Lars Anderson looks at the careers of two legendary Alabama coaches – Bear Bryant and Nick Saban.
Twenty-five years separate the tenures of Bear Bryant and Nick Saban as head coach of the Alabama Crimson Tide. The two are responsible for 11 of Alabama’s 17 national titles and Saban, who has five with Alabama plus a sixth at LSU, is still seeking a seventh title to put him ahead of Bryant, who won all six of his titles at Alabama. That race to surpass Bryant is at the centre of Lars Anderson’s book, which serves as biography of both men.
There are considerable similarities between the two, in their backgrounds and in their approach to coaching. Both have humble, working class origins that taught them the importance of discipline and hard work from an early age, for example. The two men never met but Anderson says that many people who have known them both told him that “from the shoulders up, they are identical”.
Though both coaches are known for toughness and discipline, Anderson shows that both demonstrated flexibility when necessary, changing their approach or tactics as the situation demanded. And the two share an absolute obsession with football. Bryant famously joked that he would “probably croak in a week” after he retired from football. In fact, he died four weeks after his final game, aged 69. Saban, at the time of writing, is 68 and shows no signs of planning to walk away from the game.
A longtime writer at Sports Illustrated, Lars Anderson teaches journalism at the University of Alabama and is the author of 10 books – nine of which are about football. His NFL books include The Quarterback Whisperer, with Bruce Arians, and The Mannings, about Peyton, Eli and their father, Archie. His college football titles include Carlisle Vs Army, which has been optioned for a movie, and The All Americans, which follows four players from the 1941 Army vs Navy game, who found themselves at war just days later. Anderson is also the author The Proving Ground, of one of the few books about NFL Europe.
“Linebacker Lee Roy Jordan, like all of Bryant’s players, feared his coach during his playing days at Alabama.

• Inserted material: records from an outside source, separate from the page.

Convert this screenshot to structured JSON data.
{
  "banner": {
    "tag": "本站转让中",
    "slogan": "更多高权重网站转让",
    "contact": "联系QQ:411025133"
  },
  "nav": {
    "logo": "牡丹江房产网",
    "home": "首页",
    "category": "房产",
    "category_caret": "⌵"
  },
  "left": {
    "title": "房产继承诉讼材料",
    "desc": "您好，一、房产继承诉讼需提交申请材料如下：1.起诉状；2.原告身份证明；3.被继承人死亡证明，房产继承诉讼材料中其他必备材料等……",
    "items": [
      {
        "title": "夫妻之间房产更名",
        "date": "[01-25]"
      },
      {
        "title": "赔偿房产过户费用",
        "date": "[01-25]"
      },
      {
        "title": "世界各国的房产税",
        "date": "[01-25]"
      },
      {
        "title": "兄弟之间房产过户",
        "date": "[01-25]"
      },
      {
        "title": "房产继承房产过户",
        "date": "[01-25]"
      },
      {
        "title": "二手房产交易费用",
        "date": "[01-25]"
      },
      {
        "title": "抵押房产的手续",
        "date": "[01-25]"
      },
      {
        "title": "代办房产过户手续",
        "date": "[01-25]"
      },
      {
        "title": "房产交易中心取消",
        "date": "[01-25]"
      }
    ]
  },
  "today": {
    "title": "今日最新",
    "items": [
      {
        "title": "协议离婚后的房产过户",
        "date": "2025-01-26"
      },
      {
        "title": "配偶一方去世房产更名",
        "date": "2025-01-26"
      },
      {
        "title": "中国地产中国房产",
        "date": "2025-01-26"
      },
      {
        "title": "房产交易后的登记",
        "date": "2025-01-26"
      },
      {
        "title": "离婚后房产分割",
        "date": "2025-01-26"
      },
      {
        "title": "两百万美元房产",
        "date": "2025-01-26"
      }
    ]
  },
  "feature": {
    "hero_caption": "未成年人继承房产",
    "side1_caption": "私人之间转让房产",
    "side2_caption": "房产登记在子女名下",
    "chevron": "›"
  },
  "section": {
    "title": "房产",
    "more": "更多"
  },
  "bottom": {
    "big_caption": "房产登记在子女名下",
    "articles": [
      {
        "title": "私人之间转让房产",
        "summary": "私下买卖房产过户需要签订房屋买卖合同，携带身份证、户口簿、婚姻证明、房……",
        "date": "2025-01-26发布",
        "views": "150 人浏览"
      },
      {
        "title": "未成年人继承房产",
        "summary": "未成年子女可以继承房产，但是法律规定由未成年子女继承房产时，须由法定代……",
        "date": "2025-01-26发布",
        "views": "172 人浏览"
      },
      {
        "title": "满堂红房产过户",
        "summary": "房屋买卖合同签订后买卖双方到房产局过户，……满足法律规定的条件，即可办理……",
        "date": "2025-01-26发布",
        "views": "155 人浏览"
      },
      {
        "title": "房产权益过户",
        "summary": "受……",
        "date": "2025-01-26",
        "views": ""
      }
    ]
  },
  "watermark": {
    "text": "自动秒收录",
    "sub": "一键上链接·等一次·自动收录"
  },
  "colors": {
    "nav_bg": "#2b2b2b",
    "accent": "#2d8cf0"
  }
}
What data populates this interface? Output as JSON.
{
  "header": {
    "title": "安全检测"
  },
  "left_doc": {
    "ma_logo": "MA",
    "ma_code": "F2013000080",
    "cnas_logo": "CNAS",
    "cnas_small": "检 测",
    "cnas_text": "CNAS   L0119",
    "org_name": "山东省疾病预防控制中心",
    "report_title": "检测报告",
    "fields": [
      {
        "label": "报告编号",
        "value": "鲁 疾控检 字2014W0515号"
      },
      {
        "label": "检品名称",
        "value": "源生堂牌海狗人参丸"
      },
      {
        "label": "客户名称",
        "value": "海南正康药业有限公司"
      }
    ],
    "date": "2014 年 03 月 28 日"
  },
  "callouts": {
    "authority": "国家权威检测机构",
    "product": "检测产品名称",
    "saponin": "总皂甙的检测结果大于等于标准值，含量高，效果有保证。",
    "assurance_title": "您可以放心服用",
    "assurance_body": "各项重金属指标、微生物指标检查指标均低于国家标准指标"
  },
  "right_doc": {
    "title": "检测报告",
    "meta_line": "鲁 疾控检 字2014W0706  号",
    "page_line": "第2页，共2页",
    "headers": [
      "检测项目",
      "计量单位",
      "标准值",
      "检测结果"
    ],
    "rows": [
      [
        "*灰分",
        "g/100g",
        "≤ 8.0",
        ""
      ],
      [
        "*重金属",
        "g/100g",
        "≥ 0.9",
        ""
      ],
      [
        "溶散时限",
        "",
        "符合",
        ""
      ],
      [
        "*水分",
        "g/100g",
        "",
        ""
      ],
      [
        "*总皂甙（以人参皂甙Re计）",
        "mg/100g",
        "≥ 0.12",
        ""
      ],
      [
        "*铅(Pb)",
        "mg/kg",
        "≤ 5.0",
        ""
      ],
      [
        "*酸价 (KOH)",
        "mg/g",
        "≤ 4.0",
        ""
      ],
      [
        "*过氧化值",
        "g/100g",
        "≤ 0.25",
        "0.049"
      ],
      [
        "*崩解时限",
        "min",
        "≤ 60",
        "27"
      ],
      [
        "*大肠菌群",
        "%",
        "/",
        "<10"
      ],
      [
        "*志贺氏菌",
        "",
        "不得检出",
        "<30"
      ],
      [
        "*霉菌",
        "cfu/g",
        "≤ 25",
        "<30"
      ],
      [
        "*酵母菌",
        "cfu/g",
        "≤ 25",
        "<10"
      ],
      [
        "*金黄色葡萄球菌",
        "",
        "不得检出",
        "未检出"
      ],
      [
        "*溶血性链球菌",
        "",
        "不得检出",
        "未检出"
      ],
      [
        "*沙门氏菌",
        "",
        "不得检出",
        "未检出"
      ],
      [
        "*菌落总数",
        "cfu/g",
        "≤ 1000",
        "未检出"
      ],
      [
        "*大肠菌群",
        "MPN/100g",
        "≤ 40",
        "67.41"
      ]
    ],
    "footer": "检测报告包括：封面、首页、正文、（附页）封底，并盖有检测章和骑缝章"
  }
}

One afternoon after meeting Bryant for the first time, Jordan was walking across campus hand-in-hand with his college sweetheart, Biddie Banks, when he spotted Bryant coming toward them. Knowing that his coach didn’t approve of his players having girlfriends—Bryant thought they were an unnecessary distraction—Jordan gently nudged his girl into the bushes.”
“Bryant had felt slighted for much of his football life. When he played at Alabama from 1933 to 1935, he bemoaned- that he had been ‘the other end,’ the one who lined up opposite of future NFL Hall of Famer Don Hutson. When he coached at Kentucky from 1946 to 1953, he joked that he had been ‘the other coach’ at the school, the one who was overshadowed by Wildcats basketball legend Adolph Rupp. But now there was no one at Alabama who could rival Bryant’s power or influence or hegemony. This was his team—and his team alone.”

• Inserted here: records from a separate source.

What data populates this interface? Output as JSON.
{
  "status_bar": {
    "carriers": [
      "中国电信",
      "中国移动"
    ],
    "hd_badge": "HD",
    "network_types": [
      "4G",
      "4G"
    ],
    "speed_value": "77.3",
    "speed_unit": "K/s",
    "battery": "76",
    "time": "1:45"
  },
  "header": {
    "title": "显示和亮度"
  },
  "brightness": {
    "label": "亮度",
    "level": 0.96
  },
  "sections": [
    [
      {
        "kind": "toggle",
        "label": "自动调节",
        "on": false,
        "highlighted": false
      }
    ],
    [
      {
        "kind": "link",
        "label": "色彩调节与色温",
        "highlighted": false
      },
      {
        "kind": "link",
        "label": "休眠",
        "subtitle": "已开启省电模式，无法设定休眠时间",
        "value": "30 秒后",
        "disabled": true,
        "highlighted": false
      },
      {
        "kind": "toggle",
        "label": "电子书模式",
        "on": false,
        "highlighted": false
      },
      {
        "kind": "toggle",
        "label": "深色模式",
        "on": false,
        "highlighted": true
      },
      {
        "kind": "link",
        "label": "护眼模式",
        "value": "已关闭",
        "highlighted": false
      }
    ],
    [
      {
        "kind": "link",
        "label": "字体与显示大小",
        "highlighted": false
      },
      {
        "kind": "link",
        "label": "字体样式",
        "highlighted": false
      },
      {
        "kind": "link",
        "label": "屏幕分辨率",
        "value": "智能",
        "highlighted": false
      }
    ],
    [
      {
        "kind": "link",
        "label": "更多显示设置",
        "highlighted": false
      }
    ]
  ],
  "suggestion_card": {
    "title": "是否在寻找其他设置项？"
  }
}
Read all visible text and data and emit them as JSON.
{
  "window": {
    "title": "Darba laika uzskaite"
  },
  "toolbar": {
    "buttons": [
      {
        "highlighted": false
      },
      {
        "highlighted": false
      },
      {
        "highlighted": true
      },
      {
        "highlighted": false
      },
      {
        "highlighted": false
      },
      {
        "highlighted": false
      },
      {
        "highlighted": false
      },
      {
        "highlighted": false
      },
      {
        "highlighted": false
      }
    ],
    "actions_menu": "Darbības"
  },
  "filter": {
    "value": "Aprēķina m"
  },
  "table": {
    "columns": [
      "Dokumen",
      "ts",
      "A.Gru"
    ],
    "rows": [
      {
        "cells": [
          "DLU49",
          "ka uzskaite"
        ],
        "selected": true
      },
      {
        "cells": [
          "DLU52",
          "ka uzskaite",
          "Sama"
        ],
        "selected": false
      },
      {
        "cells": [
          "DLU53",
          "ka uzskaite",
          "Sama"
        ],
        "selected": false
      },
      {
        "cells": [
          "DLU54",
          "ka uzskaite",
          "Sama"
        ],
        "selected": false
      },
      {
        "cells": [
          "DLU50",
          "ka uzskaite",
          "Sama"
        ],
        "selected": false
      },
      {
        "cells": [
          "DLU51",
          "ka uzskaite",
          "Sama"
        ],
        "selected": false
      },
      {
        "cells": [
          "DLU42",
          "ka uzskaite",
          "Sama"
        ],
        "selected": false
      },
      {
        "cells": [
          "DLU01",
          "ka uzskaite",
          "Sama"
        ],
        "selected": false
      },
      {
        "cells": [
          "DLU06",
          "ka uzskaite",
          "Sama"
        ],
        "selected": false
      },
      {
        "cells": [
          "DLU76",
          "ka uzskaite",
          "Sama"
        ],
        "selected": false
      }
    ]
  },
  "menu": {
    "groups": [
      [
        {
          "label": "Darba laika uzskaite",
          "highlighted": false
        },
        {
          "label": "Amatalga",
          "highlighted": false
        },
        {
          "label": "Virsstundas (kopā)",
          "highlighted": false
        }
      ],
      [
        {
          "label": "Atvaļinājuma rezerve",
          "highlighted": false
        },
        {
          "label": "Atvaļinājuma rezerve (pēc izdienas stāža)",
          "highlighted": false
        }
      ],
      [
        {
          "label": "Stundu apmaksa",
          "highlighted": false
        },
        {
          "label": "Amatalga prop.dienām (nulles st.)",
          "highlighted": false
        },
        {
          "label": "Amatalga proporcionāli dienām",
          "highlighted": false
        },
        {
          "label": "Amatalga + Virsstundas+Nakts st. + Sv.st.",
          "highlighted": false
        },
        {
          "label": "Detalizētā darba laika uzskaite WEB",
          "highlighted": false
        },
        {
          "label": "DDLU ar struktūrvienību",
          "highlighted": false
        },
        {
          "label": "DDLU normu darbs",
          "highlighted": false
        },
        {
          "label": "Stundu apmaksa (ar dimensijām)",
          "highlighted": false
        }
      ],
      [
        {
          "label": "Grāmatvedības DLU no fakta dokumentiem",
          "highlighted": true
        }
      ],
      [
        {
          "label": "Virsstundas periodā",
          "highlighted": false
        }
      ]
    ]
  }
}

The fact that two contenders for the title of college football’s greatest-ever coach have led the Crimson Tide makes an ideal topic for a book. Lars Anderson – whose work is always very readable – does a good job of showing how the links between the two are more than coincidental. Anyone who has read previous biographies of either man will find little here that they don’t already know and, at 300 pages, there’s little space for an in-depth examination of either man’s life. However, plenty of readers will want to know what makes these two men so successful and how they brought glory to Alabama. This book does that job very well.
Shane Richmond, Pigskin Books

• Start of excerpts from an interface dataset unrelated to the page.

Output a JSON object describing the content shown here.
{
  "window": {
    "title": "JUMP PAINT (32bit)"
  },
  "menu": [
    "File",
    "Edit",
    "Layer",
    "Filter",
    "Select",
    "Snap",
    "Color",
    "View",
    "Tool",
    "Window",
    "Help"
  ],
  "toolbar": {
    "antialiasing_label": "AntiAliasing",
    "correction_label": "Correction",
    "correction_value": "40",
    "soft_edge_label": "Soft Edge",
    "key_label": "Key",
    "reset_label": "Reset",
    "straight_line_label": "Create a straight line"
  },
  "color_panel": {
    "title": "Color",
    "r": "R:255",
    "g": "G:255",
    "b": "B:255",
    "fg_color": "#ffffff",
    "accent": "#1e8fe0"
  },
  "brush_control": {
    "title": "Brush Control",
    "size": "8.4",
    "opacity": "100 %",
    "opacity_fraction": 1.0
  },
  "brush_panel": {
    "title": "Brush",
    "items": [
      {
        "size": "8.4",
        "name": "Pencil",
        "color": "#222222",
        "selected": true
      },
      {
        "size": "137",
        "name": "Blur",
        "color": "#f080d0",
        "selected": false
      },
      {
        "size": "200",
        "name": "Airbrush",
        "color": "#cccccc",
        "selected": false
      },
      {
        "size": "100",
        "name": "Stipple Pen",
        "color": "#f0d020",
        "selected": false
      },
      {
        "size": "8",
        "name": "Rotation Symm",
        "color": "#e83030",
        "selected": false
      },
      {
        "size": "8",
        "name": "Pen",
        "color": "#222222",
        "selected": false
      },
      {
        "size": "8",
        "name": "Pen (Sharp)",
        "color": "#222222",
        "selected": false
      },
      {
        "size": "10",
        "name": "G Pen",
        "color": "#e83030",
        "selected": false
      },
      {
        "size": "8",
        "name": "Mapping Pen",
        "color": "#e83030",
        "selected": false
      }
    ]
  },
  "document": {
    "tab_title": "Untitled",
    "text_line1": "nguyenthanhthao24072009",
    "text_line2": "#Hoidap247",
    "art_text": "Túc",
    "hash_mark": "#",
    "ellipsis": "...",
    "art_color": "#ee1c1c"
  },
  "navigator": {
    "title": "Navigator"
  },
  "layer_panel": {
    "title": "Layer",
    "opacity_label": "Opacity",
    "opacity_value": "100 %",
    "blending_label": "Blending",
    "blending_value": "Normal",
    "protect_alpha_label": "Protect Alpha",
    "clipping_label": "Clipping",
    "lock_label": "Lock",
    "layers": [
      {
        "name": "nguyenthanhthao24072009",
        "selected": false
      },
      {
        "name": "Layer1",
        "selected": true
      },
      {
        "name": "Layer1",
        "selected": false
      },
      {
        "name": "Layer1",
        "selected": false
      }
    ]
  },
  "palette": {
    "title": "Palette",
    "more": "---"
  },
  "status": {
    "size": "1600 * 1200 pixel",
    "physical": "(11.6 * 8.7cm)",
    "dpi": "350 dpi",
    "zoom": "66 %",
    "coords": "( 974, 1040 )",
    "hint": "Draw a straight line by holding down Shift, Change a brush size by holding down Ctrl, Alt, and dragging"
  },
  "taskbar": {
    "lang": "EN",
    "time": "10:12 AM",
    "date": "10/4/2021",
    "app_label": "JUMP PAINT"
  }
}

The basic biographical information about these two men is well established. But veteran sports writer Lars Anderson, in dealing with the lives together, has taken a different angle. This book is beautifully written, unlike most sports writing, and the pairing device really works.
Alabama Public Radio
Anderson tells the story of how Bear Bryant and Nick Saban created college football’s most successful dynasty, but rather than provide a season-by-season account, he illuminates the uncanny similarities in character between the two men who created the titan of Alabama football.